What would you do on the moon?

NASA has come up with 181 things to do on the moon. While there are a few cool ideas about how to enjoy your time on the moon (eg mHH8 – “Provide leisure activities, in the form of arts, entertainment, and recreation, for people living on and visiting the Moon”), it looks like they have a few ideas about science too.

What I thought was interesting was the structure that they gave this information. The table is structured with the following headings: Category, Objective ID, Name, Summary, Value and then which of the six themes that the objective supports. I love seeing the parallels between business and personal life, so it really strikes me that this could be a great way for people to structure their objectives.

Goal setting is great, but it’s really easy to mess it up! Goal achievement is usually more hit-and-miss than anything else; often because of a lack of personal alignment. We might want to do something, but to actually make that happen is a different story altogether once you factor in ‘divine redirections’ (aka failures) and new opportunities.
The Balanced Scorecard/ Strategy Maps/ Alignment approach is powerful, though it’s still pretty limited in application to the business world. Covey’s ultra-popular “Roles” approach is nice and neat, though lacks the power; Tony Robbins’ RPM/OPA system is beautifully presented but (like so much of Tony’s stuff) lacks the real robustness (even through his Time of Your Life course – a course that sounds so great yet delivers so little at the real front line) that would allow it to really work. The best (in my view) at personal productivity is David Allen, and while he says “consider this stuff”, he largely abdicates any structure for higher level thinking in favor of the methods that do work very well at a tactical and operational level. I believe that the ‘solution’, at least for me integrates the “Roles” of Covey within a BSC/SM/A framework somewhat like the NASA outline, and, while being mindful of the Outcomes championed by Tony, structures efficiency through the GTD/ David Allen approach. If that really didn’t make any sense, ask me about it and I’ll see what I can do…

I like the notion of identifying the themes that we are trying to fulfill… trans-disciplinary outcomes that we are using a range of vehicles to fulfill.

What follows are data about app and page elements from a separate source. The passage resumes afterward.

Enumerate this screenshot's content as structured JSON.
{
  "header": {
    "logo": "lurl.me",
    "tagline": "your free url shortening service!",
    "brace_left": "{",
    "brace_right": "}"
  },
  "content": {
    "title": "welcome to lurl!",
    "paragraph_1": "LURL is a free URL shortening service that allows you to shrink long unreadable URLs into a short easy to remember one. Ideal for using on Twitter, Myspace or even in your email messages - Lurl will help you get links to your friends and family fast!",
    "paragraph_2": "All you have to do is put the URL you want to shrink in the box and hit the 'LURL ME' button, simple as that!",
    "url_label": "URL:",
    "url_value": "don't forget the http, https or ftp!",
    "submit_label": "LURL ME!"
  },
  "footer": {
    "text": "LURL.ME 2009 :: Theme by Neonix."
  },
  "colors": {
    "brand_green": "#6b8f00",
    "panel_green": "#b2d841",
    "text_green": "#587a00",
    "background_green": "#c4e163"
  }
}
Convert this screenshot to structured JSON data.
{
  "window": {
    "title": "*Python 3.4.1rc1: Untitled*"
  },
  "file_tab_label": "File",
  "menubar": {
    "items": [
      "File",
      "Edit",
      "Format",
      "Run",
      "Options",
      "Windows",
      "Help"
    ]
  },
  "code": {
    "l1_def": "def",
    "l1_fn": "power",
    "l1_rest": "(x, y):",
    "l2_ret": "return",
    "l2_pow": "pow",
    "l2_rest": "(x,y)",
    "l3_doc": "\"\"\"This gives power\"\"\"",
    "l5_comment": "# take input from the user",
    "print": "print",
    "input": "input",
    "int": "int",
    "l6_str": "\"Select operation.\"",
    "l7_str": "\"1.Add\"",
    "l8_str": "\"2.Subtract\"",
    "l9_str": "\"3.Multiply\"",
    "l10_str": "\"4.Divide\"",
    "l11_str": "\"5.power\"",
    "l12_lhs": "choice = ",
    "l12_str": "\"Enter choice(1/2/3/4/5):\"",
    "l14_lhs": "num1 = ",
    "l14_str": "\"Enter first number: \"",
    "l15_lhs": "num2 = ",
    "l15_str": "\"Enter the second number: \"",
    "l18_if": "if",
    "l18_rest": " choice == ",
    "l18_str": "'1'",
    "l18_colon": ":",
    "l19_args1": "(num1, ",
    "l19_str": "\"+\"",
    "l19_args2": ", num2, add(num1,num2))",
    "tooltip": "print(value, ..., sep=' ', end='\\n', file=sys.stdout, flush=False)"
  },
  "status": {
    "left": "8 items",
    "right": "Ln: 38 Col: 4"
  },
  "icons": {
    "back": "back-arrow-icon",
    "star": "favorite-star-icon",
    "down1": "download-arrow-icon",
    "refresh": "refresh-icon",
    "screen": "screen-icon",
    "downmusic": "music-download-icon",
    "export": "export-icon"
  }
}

From an education framework, to me this is an uber-cool way to introduce personal excellence and achievement into science-minded students.